**INSTRUCTIONS FOR THE TASK:** Your output should consist of the data, copied exactly.

**TASK INPUTS:**
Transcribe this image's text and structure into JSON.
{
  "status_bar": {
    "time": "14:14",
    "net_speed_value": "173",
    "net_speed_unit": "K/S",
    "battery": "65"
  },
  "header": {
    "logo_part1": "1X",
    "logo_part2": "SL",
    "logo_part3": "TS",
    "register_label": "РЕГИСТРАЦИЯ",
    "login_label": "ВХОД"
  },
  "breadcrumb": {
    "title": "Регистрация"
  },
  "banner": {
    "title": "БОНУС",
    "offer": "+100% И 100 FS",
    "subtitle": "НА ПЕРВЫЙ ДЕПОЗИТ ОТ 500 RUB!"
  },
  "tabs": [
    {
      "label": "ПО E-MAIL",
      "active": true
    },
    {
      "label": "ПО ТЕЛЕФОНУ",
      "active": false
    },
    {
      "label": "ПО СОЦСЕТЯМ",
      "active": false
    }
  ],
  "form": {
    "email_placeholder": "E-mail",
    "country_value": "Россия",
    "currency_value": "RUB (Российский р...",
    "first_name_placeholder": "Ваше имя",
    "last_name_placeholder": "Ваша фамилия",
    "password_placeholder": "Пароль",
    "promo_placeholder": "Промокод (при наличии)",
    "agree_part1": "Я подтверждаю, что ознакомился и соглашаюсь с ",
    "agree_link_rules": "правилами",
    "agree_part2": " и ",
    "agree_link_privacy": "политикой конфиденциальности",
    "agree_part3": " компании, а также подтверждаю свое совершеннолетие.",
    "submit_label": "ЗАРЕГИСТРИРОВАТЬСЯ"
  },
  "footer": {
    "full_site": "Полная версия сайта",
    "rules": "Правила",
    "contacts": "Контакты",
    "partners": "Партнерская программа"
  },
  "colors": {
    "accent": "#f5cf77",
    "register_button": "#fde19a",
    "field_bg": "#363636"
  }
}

**SOLUTION TO THE EXERCISE:**
Transcribe this image's text and structure into JSON.
{
  "status_bar": {
    "time": "14:14",
    "net_speed_value": "173",
    "net_speed_unit": "K/S",
    "battery": "65"
  },
  "header": {
    "logo_part1": "1X",
    "logo_part2": "SL",
    "logo_part3": "TS",
    "register_label": "РЕГИСТРАЦИЯ",
    "login_label": "ВХОД"
  },
  "breadcrumb": {
    "title": "Регистрация"
  },
  "banner": {
    "title": "БОНУС",
    "offer": "+100% И 100 FS",
    "subtitle": "НА ПЕРВЫЙ ДЕПОЗИТ ОТ 500 RUB!"
  },
  "tabs": [
    {
      "label": "ПО E-MAIL",
      "active": true
    },
    {
      "label": "ПО ТЕЛЕФОНУ",
      "active": false
    },
    {
      "label": "ПО СОЦСЕТЯМ",
      "active": false
    }
  ],
  "form": {
    "email_placeholder": "E-mail",
    "country_value": "Россия",
    "currency_value": "RUB (Российский р...",
    "first_name_placeholder": "Ваше имя",
    "last_name_placeholder": "Ваша фамилия",
    "password_placeholder": "Пароль",
    "promo_placeholder": "Промокод (при наличии)",
    "agree_part1": "Я подтверждаю, что ознакомился и соглашаюсь с ",
    "agree_link_rules": "правилами",
    "agree_part2": " и ",
    "agree_link_privacy": "политикой конфиденциальности",
    "agree_part3": " компании, а также подтверждаю свое совершеннолетие.",
    "submit_label": "ЗАРЕГИСТРИРОВАТЬСЯ"
  },
  "footer": {
    "full_site": "Полная версия сайта",
    "rules": "Правила",
    "contacts": "Контакты",
    "partners": "Партнерская программа"
  },
  "colors": {
    "accent": "#f5cf77",
    "register_button": "#fde19a",
    "field_bg": "#363636"
  }
}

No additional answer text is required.